Remembering July 4th, Dry Cleaning and Wayne
By Garland O. Goodwin
Remember When column
The Town of Columbus has put on a “Fabulous Fourth” celebration for more than half a century. My late nephew Steve came from his home in California every year to visit relatives here and in Virginia and Durham.
While here, Steve enjoyed the Fabulous Fourth all day. He loved people, and to eat, so he was in his element. He met and talked baseball with his Dad’s friends, who well remembered Bill’s baseball prowess.
Bill’s 575-foot homer at Harmon Field is still talked about among the guys at McDonald’s who remember. Bill, Joe Dedman and I measured it with my 100-foot tape. Easy, because the ball bounced off the refreshment stand roof (that little building is no longer there!) over by the river!
Here’s another change I just thought of from bygone days: does anyone “Remember When” dry cleaners picked up and delivered your dry cleaning? I rode with both Uncles L. C. in Durham and Ethan in Spartanburg in the panel trucks they drove for local dry cleaning businesses. This activity was only a day for me when visiting my uncles as a teenager.
I would take the freshly cleaned and pressed clothing on hangers to the door and accept a wad of soiled clothing to carry back to the truck. I don’t remember the details of identifying them . . .
Jenny Sue Rector sat in an office where the park is now, outside of the Tryon town offices, and took in laundry and dry cleaning. It was washed and dried, or cleaned and pressed, at Rector’s facility down behind Curt Eargle’s Ice Plant, and returned to Jenny’s office. I don’t remember any home delivery trucks associated with that business.

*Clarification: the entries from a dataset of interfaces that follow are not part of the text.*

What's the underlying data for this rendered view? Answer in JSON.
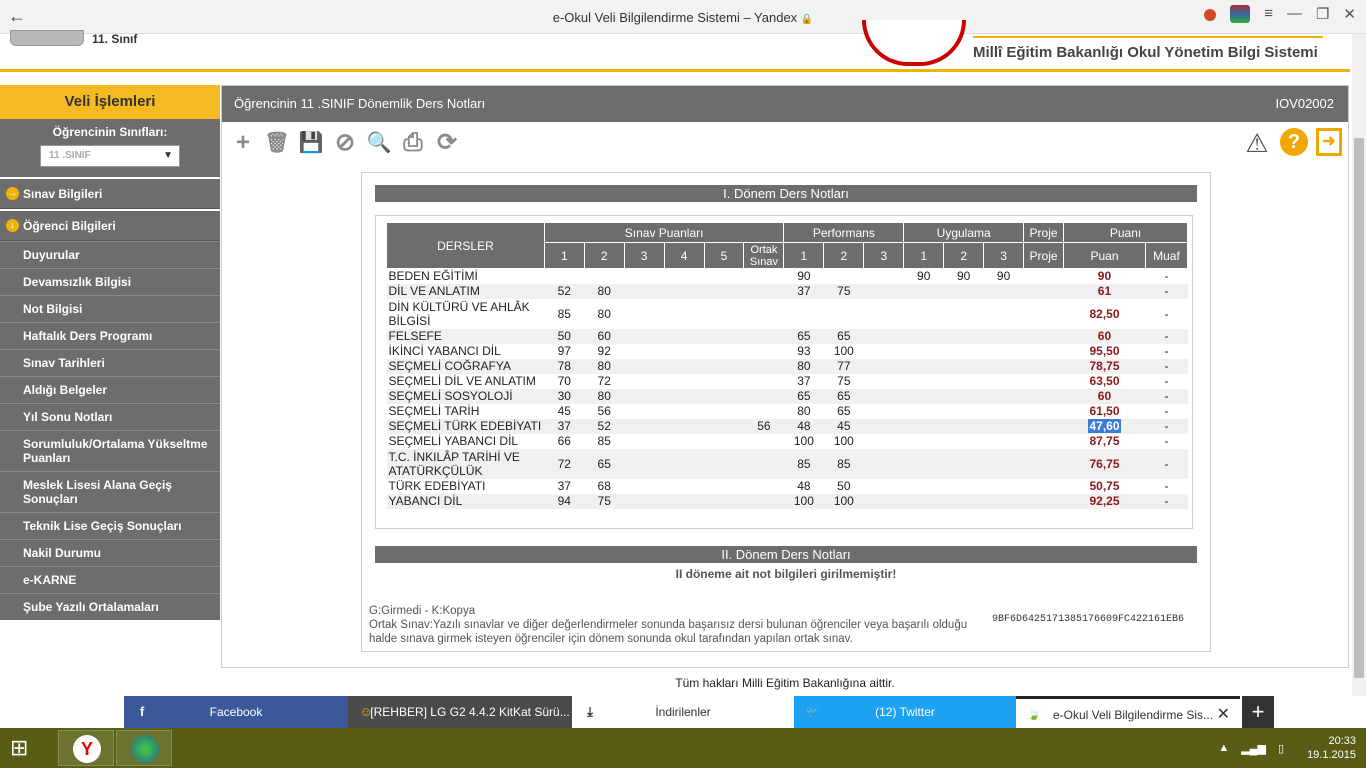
{
  "browser": {
    "back_icon": "←",
    "title": "e-Okul Veli Bilgilendirme Sistemi – Yandex",
    "lock_icon": "🔒",
    "menu_icon": "≡",
    "minimize_icon": "—",
    "restore_icon": "❐",
    "close_icon": "✕"
  },
  "header": {
    "class_label": "11. Sınıf",
    "ministry": "Millî Eğitim Bakanlığı Okul Yönetim Bilgi Sistemi"
  },
  "sidebar": {
    "title": "Veli İşlemleri",
    "class_label": "Öğrencinin Sınıfları:",
    "class_select": "11 .SINIF",
    "main_items": [
      {
        "label": "Sınav Bilgileri",
        "icon": "→"
      },
      {
        "label": "Öğrenci Bilgileri",
        "icon": "↓"
      }
    ],
    "sub_items": [
      "Duyurular",
      "Devamsızlık Bilgisi",
      "Not Bilgisi",
      "Haftalık Ders Programı",
      "Sınav Tarihleri",
      "Aldığı Belgeler",
      "Yıl Sonu Notları",
      "Sorumluluk/Ortalama Yükseltme Puanları",
      "Meslek Lisesi Alana Geçiş Sonuçları",
      "Teknik Lise Geçiş Sonuçları",
      "Nakil Durumu",
      "e-KARNE",
      "Şube Yazılı Ortalamaları"
    ]
  },
  "main": {
    "title": "Öğrencinin  11 .SINIF Dönemlik Ders Notları",
    "code": "IOV02002",
    "toolbar": {
      "add": "+",
      "delete": "🗑",
      "save": "💾",
      "cancel": "⊘",
      "search": "🔍",
      "print": "⎙",
      "refresh": "⟳",
      "warning": "⚠",
      "help": "?",
      "exit": "➜"
    },
    "term1_title": "I. Dönem Ders Notları",
    "term2_title": "II. Dönem Ders Notları",
    "term2_message": "II döneme ait not bilgileri girilmemiştir!",
    "table": {
      "h_dersler": "DERSLER",
      "h_sinav": "Sınav Puanları",
      "h_performans": "Performans",
      "h_uygulama": "Uygulama",
      "h_proje": "Proje",
      "h_puani": "Puanı",
      "sub": {
        "s1": "1",
        "s2": "2",
        "s3": "3",
        "s4": "4",
        "s5": "5",
        "ortak": "Ortak Sınav",
        "p1": "1",
        "p2": "2",
        "p3": "3",
        "u1": "1",
        "u2": "2",
        "u3": "3",
        "proje": "Proje",
        "puan": "Puan",
        "muaf": "Muaf"
      },
      "rows": [
        {
          "name": "BEDEN EĞİTİMİ",
          "s1": "",
          "s2": "",
          "ortak": "",
          "p1": "90",
          "p2": "",
          "u1": "90",
          "u2": "90",
          "u3": "90",
          "puan": "90",
          "muaf": "-"
        },
        {
          "name": "DİL VE ANLATIM",
          "s1": "52",
          "s2": "80",
          "ortak": "",
          "p1": "37",
          "p2": "75",
          "u1": "",
          "u2": "",
          "u3": "",
          "puan": "61",
          "muaf": "-"
        },
        {
          "name": "DİN KÜLTÜRÜ VE AHLÂK BİLGİSİ",
          "s1": "85",
          "s2": "80",
          "ortak": "",
          "p1": "",
          "p2": "",
          "u1": "",
          "u2": "",
          "u3": "",
          "puan": "82,50",
          "muaf": "-"
        },
        {
          "name": "FELSEFE",
          "s1": "50",
          "s2": "60",
          "ortak": "",
          "p1": "65",
          "p2": "65",
          "u1": "",
          "u2": "",
          "u3": "",
          "puan": "60",
          "muaf": "-"
        },
        {
          "name": "İKİNCİ YABANCI DİL",
          "s1": "97",
          "s2": "92",
          "ortak": "",
          "p1": "93",
          "p2": "100",
          "u1": "",
          "u2": "",
          "u3": "",
          "puan": "95,50",
          "muaf": "-"
        },
        {
          "name": "SEÇMELİ COĞRAFYA",
          "s1": "78",
          "s2": "80",
          "ortak": "",
          "p1": "80",
          "p2": "77",
          "u1": "",
          "u2": "",
          "u3": "",
          "puan": "78,75",
          "muaf": "-"
        },
        {
          "name": "SEÇMELİ DİL VE ANLATIM",
          "s1": "70",
          "s2": "72",
          "ortak": "",
          "p1": "37",
          "p2": "75",
          "u1": "",
          "u2": "",
          "u3": "",
          "puan": "63,50",
          "muaf": "-"
        },
        {
          "name": "SEÇMELİ SOSYOLOJİ",
          "s1": "30",
          "s2": "80",
          "ortak": "",
          "p1": "65",
          "p2": "65",
          "u1": "",
          "u2": "",
          "u3": "",
          "puan": "60",
          "muaf": "-"
        },
        {
          "name": "SEÇMELİ TARİH",
          "s1": "45",
          "s2": "56",
          "ortak": "",
          "p1": "80",
          "p2": "65",
          "u1": "",
          "u2": "",
          "u3": "",
          "puan": "61,50",
          "muaf": "-"
        },
        {
          "name": "SEÇMELİ TÜRK EDEBİYATI",
          "s1": "37",
          "s2": "52",
          "ortak": "56",
          "p1": "48",
          "p2": "45",
          "u1": "",
          "u2": "",
          "u3": "",
          "puan": "47,60",
          "muaf": "-",
          "selected": true
        },
        {
          "name": "SEÇMELİ YABANCI DİL",
          "s1": "66",
          "s2": "85",
          "ortak": "",
          "p1": "100",
          "p2": "100",
          "u1": "",
          "u2": "",
          "u3": "",
          "puan": "87,75",
          "muaf": "-"
        },
        {
          "name": "T.C. İNKILÂP TARİHİ VE ATATÜRKÇÜLÜK",
          "s1": "72",
          "s2": "65",
          "ortak": "",
          "p1": "85",
          "p2": "85",
          "u1": "",
          "u2": "",
          "u3": "",
          "puan": "76,75",
          "muaf": "-"
        },
        {
          "name": "TÜRK EDEBİYATI",
          "s1": "37",
          "s2": "68",
          "ortak": "",
          "p1": "48",
          "p2": "50",
          "u1": "",
          "u2": "",
          "u3": "",
          "puan": "50,75",
          "muaf": "-"
        },
        {
          "name": "YABANCI DİL",
          "s1": "94",
          "s2": "75",
          "ortak": "",
          "p1": "100",
          "p2": "100",
          "u1": "",
          "u2": "",
          "u3": "",
          "puan": "92,25",
          "muaf": "-"
        }
      ]
    },
    "legend": "G:Girmedi - K:Kopya",
    "ortak_note": "Ortak Sınav:Yazılı sınavlar ve diğer değerlendirmeler sonunda başarısız dersi bulunan öğrenciler veya başarılı olduğu halde sınava girmek isteyen öğrenciler için dönem sonunda okul tarafından yapılan ortak sınav.",
    "hash": "9BF6D6425171385176609FC422161EB6"
  },
  "footer": "Tüm hakları Milli Eğitim Bakanlığına aittir.",
  "tabs": [
    {
      "label": "Facebook",
      "icon": "f"
    },
    {
      "label": "[REHBER] LG G2 4.4.2 KitKat Sürü...",
      "icon": "☺"
    },
    {
      "label": "İndirilenler",
      "icon": "⤓"
    },
    {
      "label": "(12) Twitter",
      "icon": "🐦"
    },
    {
      "label": "e-Okul Veli Bilgilendirme Sis...",
      "icon": "🍃",
      "close": "✕"
    }
  ],
  "new_tab": "+",
  "taskbar": {
    "start_icon": "⊞",
    "yandex_icon": "Y",
    "time": "20:33",
    "date": "19.1.2015",
    "tray_arrow": "▲"
  },
  "colors": {
    "accent_yellow": "#f5b921",
    "panel_grey": "#6d6d6d",
    "score_red": "#8b1a1a",
    "facebook": "#3b5998",
    "twitter": "#1da1f2",
    "taskbar": "#585c15"
  }
}
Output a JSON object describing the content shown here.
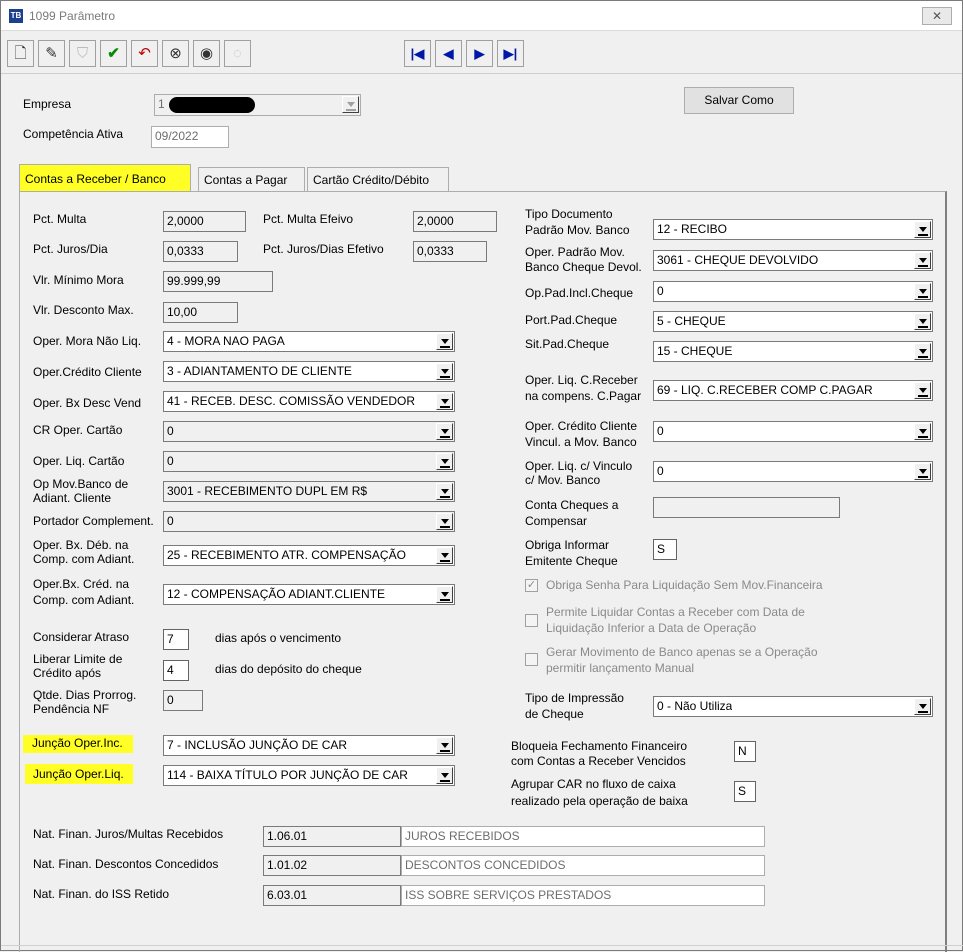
{
  "window": {
    "title": "1099 Parâmetro",
    "icon": "app-icon",
    "close": "✕"
  },
  "toolbar": {
    "icons": [
      "new-document-icon",
      "edit-icon",
      "shield-icon",
      "checkmark-icon",
      "undo-icon",
      "binoculars-icon",
      "disk-icon",
      "cd-icon"
    ],
    "nav": [
      "first-record-icon",
      "previous-record-icon",
      "next-record-icon",
      "last-record-icon"
    ]
  },
  "header": {
    "empresa_label": "Empresa",
    "empresa_value": "1",
    "competencia_label": "Competência Ativa",
    "competencia_value": "09/2022",
    "salvar_como": "Salvar Como"
  },
  "tabs": [
    "Contas a Receber / Banco",
    "Contas a Pagar",
    "Cartão Crédito/Débito"
  ],
  "left": {
    "pct_multa": {
      "label": "Pct. Multa",
      "value": "2,0000"
    },
    "pct_multa_efetivo": {
      "label": "Pct. Multa Efeivo",
      "value": "2,0000"
    },
    "pct_juros_dia": {
      "label": "Pct. Juros/Dia",
      "value": "0,0333"
    },
    "pct_juros_efetivo": {
      "label": "Pct. Juros/Dias Efetivo",
      "value": "0,0333"
    },
    "vlr_min_mora": {
      "label": "Vlr. Mínimo Mora",
      "value": "99.999,99"
    },
    "vlr_desc_max": {
      "label": "Vlr. Desconto Max.",
      "value": "10,00"
    },
    "oper_mora": {
      "label": "Oper. Mora Não Liq.",
      "value": "4 - MORA NAO PAGA"
    },
    "oper_credito": {
      "label": "Oper.Crédito Cliente",
      "value": "3 - ADIANTAMENTO DE CLIENTE"
    },
    "oper_bx_desc": {
      "label": "Oper. Bx Desc Vend",
      "value": "41 - RECEB. DESC. COMISSÃO VENDEDOR"
    },
    "cr_oper_cartao": {
      "label": "CR Oper. Cartão",
      "value": "0"
    },
    "oper_liq_cartao": {
      "label": "Oper. Liq. Cartão",
      "value": "0"
    },
    "op_mov_banco": {
      "label1": "Op Mov.Banco de",
      "label2": "Adiant. Cliente",
      "value": "3001 - RECEBIMENTO DUPL EM R$"
    },
    "portador": {
      "label": "Portador Complement.",
      "value": "0"
    },
    "oper_bx_deb": {
      "label1": "Oper. Bx. Déb. na",
      "label2": "Comp. com Adiant.",
      "value": "25 - RECEBIMENTO ATR. COMPENSAÇÃO"
    },
    "oper_bx_cred": {
      "label1": "Oper.Bx. Créd. na",
      "label2": "Comp. com Adiant.",
      "value": "12 - COMPENSAÇÃO ADIANT.CLIENTE"
    },
    "considerar_atraso": {
      "label": "Considerar Atraso",
      "value": "7",
      "suffix": "dias após o vencimento"
    },
    "liberar_limite": {
      "label1": "Liberar Limite de",
      "label2": "Crédito após",
      "value": "4",
      "suffix": "dias do depósito do cheque"
    },
    "qtde_dias": {
      "label1": "Qtde. Dias Prorrog.",
      "label2": "Pendência NF",
      "value": "0"
    },
    "juncao_inc": {
      "label": "Junção Oper.Inc.",
      "value": "7 - INCLUSÃO JUNÇÃO DE CAR"
    },
    "juncao_liq": {
      "label": "Junção Oper.Liq.",
      "value": "114 - BAIXA TÍTULO POR JUNÇÃO DE CAR"
    }
  },
  "right": {
    "tipo_doc": {
      "label1": "Tipo Documento",
      "label2": "Padrão Mov. Banco",
      "value": "12 - RECIBO"
    },
    "oper_padrao": {
      "label1": "Oper. Padrão Mov.",
      "label2": "Banco Cheque Devol.",
      "value": "3061 - CHEQUE DEVOLVIDO"
    },
    "op_pad_incl": {
      "label": "Op.Pad.Incl.Cheque",
      "value": "0"
    },
    "port_pad": {
      "label": "Port.Pad.Cheque",
      "value": "5 - CHEQUE"
    },
    "sit_pad": {
      "label": "Sit.Pad.Cheque",
      "value": "15 - CHEQUE"
    },
    "oper_liq_creceber": {
      "label1": "Oper. Liq. C.Receber",
      "label2": "na compens. C.Pagar",
      "value": "69 - LIQ. C.RECEBER COMP C.PAGAR"
    },
    "oper_credito_vincul": {
      "label1": "Oper. Crédito Cliente",
      "label2": "Vincul. a Mov. Banco",
      "value": "0"
    },
    "oper_liq_vinculo": {
      "label1": "Oper. Liq. c/ Vinculo",
      "label2": "c/ Mov. Banco",
      "value": "0"
    },
    "conta_cheques": {
      "label1": "Conta Cheques a",
      "label2": "Compensar",
      "value": ""
    },
    "obriga_informar": {
      "label1": "Obriga Informar",
      "label2": "Emitente Cheque",
      "value": "S"
    },
    "chk1": {
      "label": "Obriga Senha Para Liquidação Sem Mov.Financeira",
      "checked": "✓"
    },
    "chk2": {
      "label1": "Permite Liquidar Contas a Receber com Data de",
      "label2": "Liquidação Inferior a Data de Operação"
    },
    "chk3": {
      "label1": "Gerar Movimento de Banco apenas se a Operação",
      "label2": "permitir lançamento Manual"
    },
    "tipo_impressao": {
      "label1": "Tipo de Impressão",
      "label2": "de Cheque",
      "value": "0 - Não Utiliza"
    },
    "bloqueia": {
      "label1": "Bloqueia Fechamento Financeiro",
      "label2": "com Contas a Receber Vencidos",
      "value": "N"
    },
    "agrupar": {
      "label1": "Agrupar CAR no fluxo de caixa",
      "label2": "realizado pela operação de baixa",
      "value": "S"
    }
  },
  "bottom": {
    "nat_juros": {
      "label": "Nat. Finan. Juros/Multas Recebidos",
      "code": "1.06.01",
      "desc": "JUROS RECEBIDOS"
    },
    "nat_descontos": {
      "label": "Nat. Finan. Descontos Concedidos",
      "code": "1.01.02",
      "desc": "DESCONTOS CONCEDIDOS"
    },
    "nat_iss": {
      "label": "Nat. Finan. do ISS Retido",
      "code": "6.03.01",
      "desc": "ISS SOBRE SERVIÇOS PRESTADOS"
    }
  },
  "colors": {
    "highlight": "#ffff26",
    "nav": "#0018a8"
  }
}
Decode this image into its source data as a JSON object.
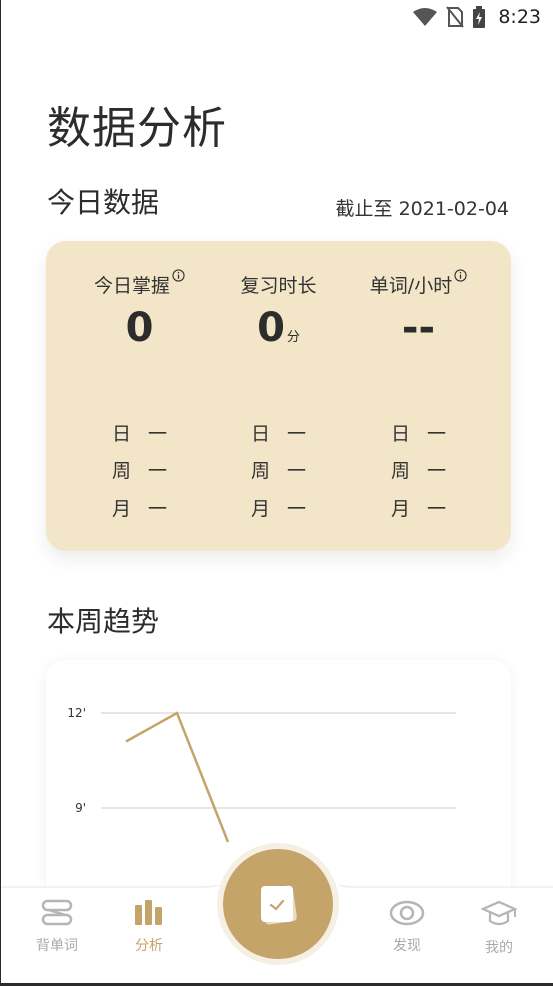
{
  "status_bar": {
    "time": "8:23"
  },
  "page_title": "数据分析",
  "today": {
    "title": "今日数据",
    "date_label": "截止至 2021-02-04",
    "stats": [
      {
        "label": "今日掌握",
        "value": "0",
        "unit": "",
        "has_info": true,
        "rows": [
          {
            "k": "日",
            "v": "一"
          },
          {
            "k": "周",
            "v": "一"
          },
          {
            "k": "月",
            "v": "一"
          }
        ]
      },
      {
        "label": "复习时长",
        "value": "0",
        "unit": "分",
        "has_info": false,
        "rows": [
          {
            "k": "日",
            "v": "一"
          },
          {
            "k": "周",
            "v": "一"
          },
          {
            "k": "月",
            "v": "一"
          }
        ]
      },
      {
        "label": "单词/小时",
        "value": "--",
        "unit": "",
        "has_info": true,
        "rows": [
          {
            "k": "日",
            "v": "一"
          },
          {
            "k": "周",
            "v": "一"
          },
          {
            "k": "月",
            "v": "一"
          }
        ]
      }
    ]
  },
  "week": {
    "title": "本周趋势"
  },
  "chart_data": {
    "type": "line",
    "y_ticks": [
      "12'",
      "9'"
    ],
    "y_tick_values": [
      12,
      9
    ],
    "x": [
      0,
      1,
      2
    ],
    "values": [
      11.1,
      12,
      8.0
    ],
    "ylim": [
      7.5,
      12
    ],
    "grid": true,
    "color": "#c5a46a"
  },
  "nav": {
    "items": [
      {
        "label": "背单词",
        "icon": "cards-icon"
      },
      {
        "label": "分析",
        "icon": "bar-chart-icon"
      },
      {
        "label": "发现",
        "icon": "eye-icon"
      },
      {
        "label": "我的",
        "icon": "graduation-cap-icon"
      }
    ],
    "active_color": "#c5a46a",
    "inactive_color": "#aaaaaa"
  }
}
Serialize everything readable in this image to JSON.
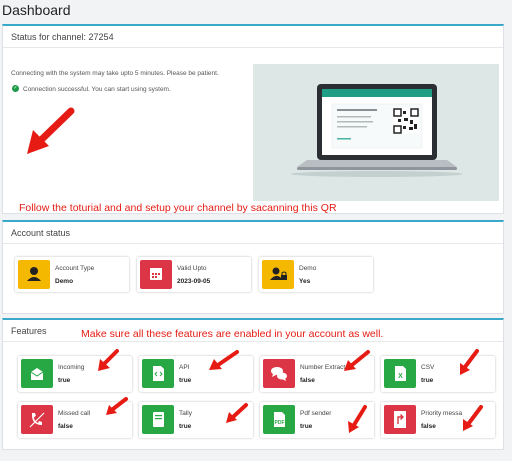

Marion Brock opened a dry cleaning business down on the corner of Maple and Palmer; I went into the Air Force about that time, so I don’t remember whether he had a delivery truck. Rector’s and Marion are long gone, but Brock’s Cleaners still thrives.
As the Cookie Lady, Fran had been baking cookies to share with other Western North Carolina Air Museum members who gathered in cars to observe the Hendersonville Fireworks on this July 4th. Believe it or not, she brought some back home! The moon was big and bright, to rival the fireworks display.
I never met her late mother (who just died), but I did know Sue Wilson’s father, Bill. Sue is the multi-talented retired nurse who plays acoustic guitar. Bill used to let me into Pacolet Baptist to tune the piano. That was my Aunt Mildred’s church and Mrs. Clarence (Ramona) Rhodes was their pianist when I visited once. It was interesting to hear hymns played initially with expression, instead of pounded out when leading the singing!
The large pale green frame building that used to stand next to Carl Story’s brick store was the original Pacolet Baptist church, where I was the “Boy in the Amen Corner.” Realtor Pat Martin bought both buildings, remodeling one into her office etc. and dismantling the other for its building material. The church building’s siding was found to be a perfect match for the building in Tryon in which Eunice Waymon/Nina Simone grew up.
Wayne Duncan, husband of Mary Frances Story, has finished his course here with us. I have not seen him since we stopped having the Lynn Reunions, but Wayne was a faithful attendee who always welcomed me. And I also have not seen Mary Frances since White Oak closed their medical facility to visitors; she and I have met there nearly every Sunday for years as we both visited friends.
This one’s another wide-ranging, much varied ramble which son Thomas would complain of as covering too many subjects, no flow. Too bad, Son, for this is my interpretation of Mr. Seth Vining Sr.’s newspaper credo of mentioning as many people, living or dead, as possible!